● Work required:
As the answer, give every line of the records that includes the word "paused".

● Material to process:
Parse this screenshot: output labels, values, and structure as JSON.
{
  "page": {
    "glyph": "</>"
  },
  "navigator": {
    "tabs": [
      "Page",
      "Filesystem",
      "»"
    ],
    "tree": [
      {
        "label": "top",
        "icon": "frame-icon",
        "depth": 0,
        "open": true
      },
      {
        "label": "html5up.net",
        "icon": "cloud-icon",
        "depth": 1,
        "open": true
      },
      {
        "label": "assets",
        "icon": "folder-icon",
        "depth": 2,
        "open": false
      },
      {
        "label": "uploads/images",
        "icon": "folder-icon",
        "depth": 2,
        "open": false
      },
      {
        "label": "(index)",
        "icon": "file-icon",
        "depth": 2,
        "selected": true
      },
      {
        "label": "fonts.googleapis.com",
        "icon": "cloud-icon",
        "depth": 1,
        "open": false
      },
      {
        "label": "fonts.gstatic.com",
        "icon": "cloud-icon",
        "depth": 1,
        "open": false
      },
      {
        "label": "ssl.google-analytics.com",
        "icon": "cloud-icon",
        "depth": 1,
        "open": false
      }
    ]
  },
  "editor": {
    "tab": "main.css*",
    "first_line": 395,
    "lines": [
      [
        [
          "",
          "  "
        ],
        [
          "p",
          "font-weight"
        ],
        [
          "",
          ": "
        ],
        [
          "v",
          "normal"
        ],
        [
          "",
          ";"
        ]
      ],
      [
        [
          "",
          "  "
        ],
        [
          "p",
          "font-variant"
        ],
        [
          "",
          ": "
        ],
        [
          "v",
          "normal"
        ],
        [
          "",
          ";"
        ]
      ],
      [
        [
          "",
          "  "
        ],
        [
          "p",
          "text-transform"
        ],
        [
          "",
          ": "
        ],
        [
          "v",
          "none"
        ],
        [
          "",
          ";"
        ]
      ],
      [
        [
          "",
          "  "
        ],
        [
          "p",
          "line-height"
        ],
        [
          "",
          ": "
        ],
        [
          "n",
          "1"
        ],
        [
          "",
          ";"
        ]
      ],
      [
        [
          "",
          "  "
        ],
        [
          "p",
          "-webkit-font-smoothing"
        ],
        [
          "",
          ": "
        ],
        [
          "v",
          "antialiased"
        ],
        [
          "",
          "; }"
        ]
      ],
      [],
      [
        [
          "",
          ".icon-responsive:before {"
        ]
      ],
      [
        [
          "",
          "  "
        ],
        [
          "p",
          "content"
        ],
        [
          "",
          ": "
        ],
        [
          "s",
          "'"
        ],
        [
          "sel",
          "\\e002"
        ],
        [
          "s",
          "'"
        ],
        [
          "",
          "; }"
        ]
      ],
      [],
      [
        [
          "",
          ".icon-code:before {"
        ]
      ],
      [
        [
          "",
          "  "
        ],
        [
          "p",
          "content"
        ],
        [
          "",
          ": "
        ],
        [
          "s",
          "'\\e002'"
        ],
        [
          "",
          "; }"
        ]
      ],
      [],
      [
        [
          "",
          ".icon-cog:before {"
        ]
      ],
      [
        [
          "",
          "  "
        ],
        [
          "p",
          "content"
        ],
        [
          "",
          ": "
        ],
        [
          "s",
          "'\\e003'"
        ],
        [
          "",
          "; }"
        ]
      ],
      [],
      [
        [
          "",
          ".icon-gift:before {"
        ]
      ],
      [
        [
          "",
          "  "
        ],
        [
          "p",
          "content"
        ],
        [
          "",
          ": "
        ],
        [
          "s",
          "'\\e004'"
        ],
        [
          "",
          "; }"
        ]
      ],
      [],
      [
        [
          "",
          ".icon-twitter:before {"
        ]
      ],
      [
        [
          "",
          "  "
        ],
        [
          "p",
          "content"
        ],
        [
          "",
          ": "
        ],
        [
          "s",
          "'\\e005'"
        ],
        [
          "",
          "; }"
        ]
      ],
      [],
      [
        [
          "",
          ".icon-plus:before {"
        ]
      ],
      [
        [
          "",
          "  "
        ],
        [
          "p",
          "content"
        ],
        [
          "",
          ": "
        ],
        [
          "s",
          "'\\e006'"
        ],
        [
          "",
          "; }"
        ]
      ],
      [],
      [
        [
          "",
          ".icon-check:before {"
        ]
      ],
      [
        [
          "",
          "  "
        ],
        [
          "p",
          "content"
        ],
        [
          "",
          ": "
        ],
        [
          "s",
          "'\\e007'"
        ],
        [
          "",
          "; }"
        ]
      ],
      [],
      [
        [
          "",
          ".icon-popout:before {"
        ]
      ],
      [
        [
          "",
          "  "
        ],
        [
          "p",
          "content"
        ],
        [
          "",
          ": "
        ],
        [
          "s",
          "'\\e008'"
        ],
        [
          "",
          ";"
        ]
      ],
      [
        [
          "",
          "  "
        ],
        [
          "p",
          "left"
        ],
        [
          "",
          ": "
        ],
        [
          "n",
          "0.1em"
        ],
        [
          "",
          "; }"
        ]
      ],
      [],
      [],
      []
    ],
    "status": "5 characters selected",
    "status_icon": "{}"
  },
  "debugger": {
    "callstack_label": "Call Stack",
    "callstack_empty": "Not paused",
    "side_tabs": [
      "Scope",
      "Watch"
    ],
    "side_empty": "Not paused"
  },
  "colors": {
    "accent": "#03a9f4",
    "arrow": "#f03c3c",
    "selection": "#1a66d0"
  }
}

● Task output:
    "callstack_empty": "Not paused",
    "side_empty": "Not paused"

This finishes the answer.